During my visit to Germany, I was surprised to learn how eager locals were to learn about Pakistan.
Stereotypes have always existed; while modern pluralistic societies do condemn them, certain events leave marks that often lead to prejudice and bigotry. There was a time that Jews were associated with ‘Bolshevik’. Today, the word ‘Muslim’ is unfortunately associated with ‘terrorist’.
So before I left for Germany on a study trip, funded by the German Federal Foreign Office and arranged by the German Academic Exchange Services (Daad), I had a preconceived idea about the country.
While my perceptions about Germans were varied and complex, during my two week journey from Munich to Berlin, with the breathtaking scenery of Heidelberg and the Cologne Cathedral all woven to perfection, I received nothing but hospitality, warmth and respect; I met people who were eager to know about Pakistani culture; who took an interest in Urdu and showed great esteem for Allama Muhammad Iqbal.
I was surprised when people did not ask me how Osama Bin Laden was discovered hiding in a house just a few miles away from Kakul, Pakistan’s premier military academy. No one connected Pakistan’s identity with the war on terror, and people sitting near me in trains didn’t frown when they heard where I was from.

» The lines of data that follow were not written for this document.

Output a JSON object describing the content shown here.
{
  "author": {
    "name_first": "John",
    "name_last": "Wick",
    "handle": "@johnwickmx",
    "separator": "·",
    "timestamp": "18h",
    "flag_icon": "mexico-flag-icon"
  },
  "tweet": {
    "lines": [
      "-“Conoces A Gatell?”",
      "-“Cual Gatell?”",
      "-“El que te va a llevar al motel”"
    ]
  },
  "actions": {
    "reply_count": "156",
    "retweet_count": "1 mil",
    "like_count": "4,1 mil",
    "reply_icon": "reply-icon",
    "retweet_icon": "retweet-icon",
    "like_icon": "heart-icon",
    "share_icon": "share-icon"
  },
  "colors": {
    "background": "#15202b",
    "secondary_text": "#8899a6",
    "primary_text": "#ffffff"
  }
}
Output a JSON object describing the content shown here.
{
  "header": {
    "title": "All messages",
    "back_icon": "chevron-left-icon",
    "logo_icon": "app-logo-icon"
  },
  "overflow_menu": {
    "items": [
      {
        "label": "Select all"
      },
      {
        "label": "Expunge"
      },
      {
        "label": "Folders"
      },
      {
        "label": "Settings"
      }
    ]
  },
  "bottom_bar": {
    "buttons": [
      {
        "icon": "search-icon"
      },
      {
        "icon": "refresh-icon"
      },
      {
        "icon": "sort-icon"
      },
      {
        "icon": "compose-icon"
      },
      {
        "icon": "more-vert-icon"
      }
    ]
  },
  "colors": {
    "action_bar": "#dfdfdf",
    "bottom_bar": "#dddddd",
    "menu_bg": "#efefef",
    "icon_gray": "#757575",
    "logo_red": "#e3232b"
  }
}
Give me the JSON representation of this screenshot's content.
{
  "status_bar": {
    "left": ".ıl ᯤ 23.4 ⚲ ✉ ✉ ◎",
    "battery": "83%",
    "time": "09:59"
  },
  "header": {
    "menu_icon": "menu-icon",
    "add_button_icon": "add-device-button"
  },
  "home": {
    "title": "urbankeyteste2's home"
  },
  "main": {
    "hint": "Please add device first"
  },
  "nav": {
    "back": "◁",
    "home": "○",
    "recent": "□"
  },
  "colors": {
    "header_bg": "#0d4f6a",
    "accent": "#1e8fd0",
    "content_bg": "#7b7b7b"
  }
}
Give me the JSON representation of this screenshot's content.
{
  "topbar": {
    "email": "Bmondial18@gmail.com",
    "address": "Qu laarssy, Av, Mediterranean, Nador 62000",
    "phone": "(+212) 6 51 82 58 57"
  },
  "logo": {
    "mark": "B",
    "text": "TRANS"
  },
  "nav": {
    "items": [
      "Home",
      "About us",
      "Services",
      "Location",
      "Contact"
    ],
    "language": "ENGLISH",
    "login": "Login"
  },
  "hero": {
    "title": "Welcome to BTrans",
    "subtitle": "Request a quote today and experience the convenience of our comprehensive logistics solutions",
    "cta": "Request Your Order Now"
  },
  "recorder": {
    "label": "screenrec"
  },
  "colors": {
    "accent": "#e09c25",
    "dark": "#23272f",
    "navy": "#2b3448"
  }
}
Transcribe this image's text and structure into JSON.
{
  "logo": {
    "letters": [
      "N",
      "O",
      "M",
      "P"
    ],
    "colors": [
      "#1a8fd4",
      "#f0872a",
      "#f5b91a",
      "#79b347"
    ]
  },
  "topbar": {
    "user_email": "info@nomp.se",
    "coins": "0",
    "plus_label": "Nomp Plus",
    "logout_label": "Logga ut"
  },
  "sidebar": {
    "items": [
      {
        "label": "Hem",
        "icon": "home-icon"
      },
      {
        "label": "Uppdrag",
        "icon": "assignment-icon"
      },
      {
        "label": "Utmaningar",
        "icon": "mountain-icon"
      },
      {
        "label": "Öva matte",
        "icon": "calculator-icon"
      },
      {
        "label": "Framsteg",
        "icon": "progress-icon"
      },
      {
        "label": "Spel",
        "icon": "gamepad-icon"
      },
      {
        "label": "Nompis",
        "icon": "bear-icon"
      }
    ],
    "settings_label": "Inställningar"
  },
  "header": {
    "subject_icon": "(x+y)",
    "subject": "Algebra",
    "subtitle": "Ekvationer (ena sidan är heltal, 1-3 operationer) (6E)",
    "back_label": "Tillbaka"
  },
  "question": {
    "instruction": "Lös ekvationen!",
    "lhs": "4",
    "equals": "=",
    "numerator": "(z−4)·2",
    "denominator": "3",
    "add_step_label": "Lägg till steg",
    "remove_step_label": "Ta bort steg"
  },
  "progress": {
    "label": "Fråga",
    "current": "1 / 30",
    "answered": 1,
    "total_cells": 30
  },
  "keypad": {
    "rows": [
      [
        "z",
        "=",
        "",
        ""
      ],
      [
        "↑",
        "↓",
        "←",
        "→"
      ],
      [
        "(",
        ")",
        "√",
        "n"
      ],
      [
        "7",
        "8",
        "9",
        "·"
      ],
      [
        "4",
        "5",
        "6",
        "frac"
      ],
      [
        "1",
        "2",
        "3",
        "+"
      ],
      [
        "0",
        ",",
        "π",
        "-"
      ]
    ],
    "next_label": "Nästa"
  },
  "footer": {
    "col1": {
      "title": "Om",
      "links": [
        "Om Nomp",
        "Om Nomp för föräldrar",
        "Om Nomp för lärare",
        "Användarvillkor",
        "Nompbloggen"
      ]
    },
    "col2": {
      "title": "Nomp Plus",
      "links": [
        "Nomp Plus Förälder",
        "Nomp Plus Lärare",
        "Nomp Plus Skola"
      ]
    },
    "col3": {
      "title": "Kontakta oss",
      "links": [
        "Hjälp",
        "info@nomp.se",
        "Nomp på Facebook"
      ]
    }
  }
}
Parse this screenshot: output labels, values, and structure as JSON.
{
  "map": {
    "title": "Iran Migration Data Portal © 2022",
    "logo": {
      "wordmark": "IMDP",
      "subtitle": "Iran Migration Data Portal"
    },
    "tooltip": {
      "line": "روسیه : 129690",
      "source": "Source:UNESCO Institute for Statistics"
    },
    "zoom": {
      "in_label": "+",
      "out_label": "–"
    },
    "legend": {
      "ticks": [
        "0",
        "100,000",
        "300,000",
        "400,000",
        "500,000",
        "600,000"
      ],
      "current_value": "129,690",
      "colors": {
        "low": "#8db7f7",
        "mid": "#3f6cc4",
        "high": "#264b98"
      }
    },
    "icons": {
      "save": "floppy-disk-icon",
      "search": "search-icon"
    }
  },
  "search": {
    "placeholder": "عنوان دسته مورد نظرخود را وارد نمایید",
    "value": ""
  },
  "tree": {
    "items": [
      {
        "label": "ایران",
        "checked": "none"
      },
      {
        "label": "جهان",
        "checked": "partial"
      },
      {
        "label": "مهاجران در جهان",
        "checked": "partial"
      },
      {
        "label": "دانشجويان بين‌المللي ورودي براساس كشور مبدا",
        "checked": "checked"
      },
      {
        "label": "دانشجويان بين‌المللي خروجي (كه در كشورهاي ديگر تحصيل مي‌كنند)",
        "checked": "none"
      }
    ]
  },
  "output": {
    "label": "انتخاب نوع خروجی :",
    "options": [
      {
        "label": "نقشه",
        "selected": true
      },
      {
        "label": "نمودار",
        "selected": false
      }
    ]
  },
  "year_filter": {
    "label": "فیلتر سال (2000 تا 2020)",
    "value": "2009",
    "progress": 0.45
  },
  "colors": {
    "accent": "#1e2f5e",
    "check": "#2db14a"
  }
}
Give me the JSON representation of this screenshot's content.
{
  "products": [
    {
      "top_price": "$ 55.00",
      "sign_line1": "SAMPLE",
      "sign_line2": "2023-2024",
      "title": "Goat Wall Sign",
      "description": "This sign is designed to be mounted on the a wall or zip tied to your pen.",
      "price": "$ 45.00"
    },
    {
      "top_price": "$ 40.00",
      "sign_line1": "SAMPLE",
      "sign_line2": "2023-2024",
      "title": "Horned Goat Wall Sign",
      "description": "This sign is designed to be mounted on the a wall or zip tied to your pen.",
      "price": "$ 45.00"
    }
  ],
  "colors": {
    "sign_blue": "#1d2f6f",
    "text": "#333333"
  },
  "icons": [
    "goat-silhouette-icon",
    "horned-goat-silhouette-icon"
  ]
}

One perception popular in Pakistan is that foreigners don’t care about their families. My experience of interacting with German students proved this wrong. They are certainly less family centric than us but that doesn't mean that family doesn't hold significance in their lives. The German culture is more individualistic and people have sufficient freedom to be able to plan and decide for themselves. The level of independence among undergraduate students that I interacted with was amazing. Unlike Pakistani youth, who solely depend on their parents for educational and living expenses, German students felt strongly about living their own lives.
When I went to Munich, a lovely city with a romantic and picturesque cityscape, I felt proud to say I am Pakistani – here, instead of talking Goethe and Beethoven, people talked to me about the great philosopher and poet Iqbal. I learnt that Germans revere Iqbal by keeping his poetry in high esteem - streets are named after him! Equally surprising for me was the keenness among students of South Asian Studies at Heidelberg University regarding Urdu. These students were also quite eager to know about Pakistani culture, food, traditions and cricket – things one would think foreign students do not care for.
Along with enlightening them about Pakistan, I got the opportunity to visit historical sites in different parts of Germany. I was fascinated to learn how Germans have preserved their colossal history. As I went from the Ludwig museum to the Cologne cathedral, I felt like I have travelled centuries and encountered the present and past at once.
The best part of the expedition was our meeting with the Pakistani Ambassador to Germany, Shahid Akmal, and other members of the German parliament in Berlin. I found the ambassador to be an amazingly insightful person and was equally impressed by the German parliamentarians, who possessed great temperament in answering many of the queries posed by our group. The patience with which they heard us, their appreciation for Pakistan’s role in the world and their endorsement for greater support for Pakistan in the education and energy sector, was much appreciated.
I had arrived in Germany with certain assumptions. But engaging with its people and experiencing their culture and rich history proved to be the polar opposite of my preconceived notions.
Danke Deutschland for all the love for Pakistan!